(Page and application data records)
★ ★ ★ ★ ★ ★ ★

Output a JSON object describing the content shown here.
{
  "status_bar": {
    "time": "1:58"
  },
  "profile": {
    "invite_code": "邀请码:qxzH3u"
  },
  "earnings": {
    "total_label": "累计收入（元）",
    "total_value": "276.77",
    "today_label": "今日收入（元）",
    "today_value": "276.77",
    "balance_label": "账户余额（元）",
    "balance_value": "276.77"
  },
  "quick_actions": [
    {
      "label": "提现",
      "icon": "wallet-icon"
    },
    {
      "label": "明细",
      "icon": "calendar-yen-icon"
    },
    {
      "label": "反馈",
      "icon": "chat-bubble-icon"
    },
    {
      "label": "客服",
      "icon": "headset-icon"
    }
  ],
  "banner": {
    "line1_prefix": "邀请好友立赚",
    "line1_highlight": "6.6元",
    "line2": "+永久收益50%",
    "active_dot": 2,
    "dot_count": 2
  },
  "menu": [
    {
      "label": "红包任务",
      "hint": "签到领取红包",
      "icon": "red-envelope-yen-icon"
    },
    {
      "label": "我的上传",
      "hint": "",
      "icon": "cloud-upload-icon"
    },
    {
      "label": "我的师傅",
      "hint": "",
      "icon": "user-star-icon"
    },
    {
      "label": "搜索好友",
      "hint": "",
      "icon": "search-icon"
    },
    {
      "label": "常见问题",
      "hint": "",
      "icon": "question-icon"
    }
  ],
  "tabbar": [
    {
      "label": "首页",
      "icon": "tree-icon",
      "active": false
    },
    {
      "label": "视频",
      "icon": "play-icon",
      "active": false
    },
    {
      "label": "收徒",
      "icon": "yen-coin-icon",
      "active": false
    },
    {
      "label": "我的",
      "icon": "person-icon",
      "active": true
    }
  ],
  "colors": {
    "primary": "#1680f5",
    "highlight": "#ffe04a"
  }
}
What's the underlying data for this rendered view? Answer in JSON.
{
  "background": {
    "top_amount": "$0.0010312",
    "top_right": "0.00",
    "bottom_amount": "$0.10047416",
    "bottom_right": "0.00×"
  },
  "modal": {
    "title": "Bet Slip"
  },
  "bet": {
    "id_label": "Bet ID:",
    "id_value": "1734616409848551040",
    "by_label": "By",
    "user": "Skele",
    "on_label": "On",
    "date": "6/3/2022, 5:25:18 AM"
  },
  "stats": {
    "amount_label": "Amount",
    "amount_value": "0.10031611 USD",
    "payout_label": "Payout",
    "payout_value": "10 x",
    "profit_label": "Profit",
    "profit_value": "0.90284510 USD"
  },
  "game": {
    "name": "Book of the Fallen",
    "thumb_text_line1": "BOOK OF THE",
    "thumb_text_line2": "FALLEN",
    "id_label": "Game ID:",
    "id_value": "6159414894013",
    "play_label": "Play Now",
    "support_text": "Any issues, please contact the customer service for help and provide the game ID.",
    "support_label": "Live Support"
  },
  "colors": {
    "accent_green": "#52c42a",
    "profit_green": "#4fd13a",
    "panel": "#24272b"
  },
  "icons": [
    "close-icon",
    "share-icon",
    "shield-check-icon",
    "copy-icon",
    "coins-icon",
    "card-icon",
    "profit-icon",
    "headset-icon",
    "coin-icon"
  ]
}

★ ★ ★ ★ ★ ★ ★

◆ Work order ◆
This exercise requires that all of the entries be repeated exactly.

◆ Response to the task ◆
Output a JSON object describing the content shown here.
{
  "status_bar": {
    "time": "1:58"
  },
  "profile": {
    "invite_code": "邀请码:qxzH3u"
  },
  "earnings": {
    "total_label": "累计收入（元）",
    "total_value": "276.77",
    "today_label": "今日收入（元）",
    "today_value": "276.77",
    "balance_label": "账户余额（元）",
    "balance_value": "276.77"
  },
  "quick_actions": [
    {
      "label": "提现",
      "icon": "wallet-icon"
    },
    {
      "label": "明细",
      "icon": "calendar-yen-icon"
    },
    {
      "label": "反馈",
      "icon": "chat-bubble-icon"
    },
    {
      "label": "客服",
      "icon": "headset-icon"
    }
  ],
  "banner": {
    "line1_prefix": "邀请好友立赚",
    "line1_highlight": "6.6元",
    "line2": "+永久收益50%",
    "active_dot": 2,
    "dot_count": 2
  },
  "menu": [
    {
      "label": "红包任务",
      "hint": "签到领取红包",
      "icon": "red-envelope-yen-icon"
    },
    {
      "label": "我的上传",
      "hint": "",
      "icon": "cloud-upload-icon"
    },
    {
      "label": "我的师傅",
      "hint": "",
      "icon": "user-star-icon"
    },
    {
      "label": "搜索好友",
      "hint": "",
      "icon": "search-icon"
    },
    {
      "label": "常见问题",
      "hint": "",
      "icon": "question-icon"
    }
  ],
  "tabbar": [
    {
      "label": "首页",
      "icon": "tree-icon",
      "active": false
    },
    {
      "label": "视频",
      "icon": "play-icon",
      "active": false
    },
    {
      "label": "收徒",
      "icon": "yen-coin-icon",
      "active": false
    },
    {
      "label": "我的",
      "icon": "person-icon",
      "active": true
    }
  ],
  "colors": {
    "primary": "#1680f5",
    "highlight": "#ffe04a"
  }
}
What's the underlying data for this rendered view? Answer in JSON.
{
  "background": {
    "top_amount": "$0.0010312",
    "top_right": "0.00",
    "bottom_amount": "$0.10047416",
    "bottom_right": "0.00×"
  },
  "modal": {
    "title": "Bet Slip"
  },
  "bet": {
    "id_label": "Bet ID:",
    "id_value": "1734616409848551040",
    "by_label": "By",
    "user": "Skele",
    "on_label": "On",
    "date": "6/3/2022, 5:25:18 AM"
  },
  "stats": {
    "amount_label": "Amount",
    "amount_value": "0.10031611 USD",
    "payout_label": "Payout",
    "payout_value": "10 x",
    "profit_label": "Profit",
    "profit_value": "0.90284510 USD"
  },
  "game": {
    "name": "Book of the Fallen",
    "thumb_text_line1": "BOOK OF THE",
    "thumb_text_line2": "FALLEN",
    "id_label": "Game ID:",
    "id_value": "6159414894013",
    "play_label": "Play Now",
    "support_text": "Any issues, please contact the customer service for help and provide the game ID.",
    "support_label": "Live Support"
  },
  "colors": {
    "accent_green": "#52c42a",
    "profit_green": "#4fd13a",
    "panel": "#24272b"
  },
  "icons": [
    "close-icon",
    "share-icon",
    "shield-check-icon",
    "copy-icon",
    "coins-icon",
    "card-icon",
    "profit-icon",
    "headset-icon",
    "coin-icon"
  ]
}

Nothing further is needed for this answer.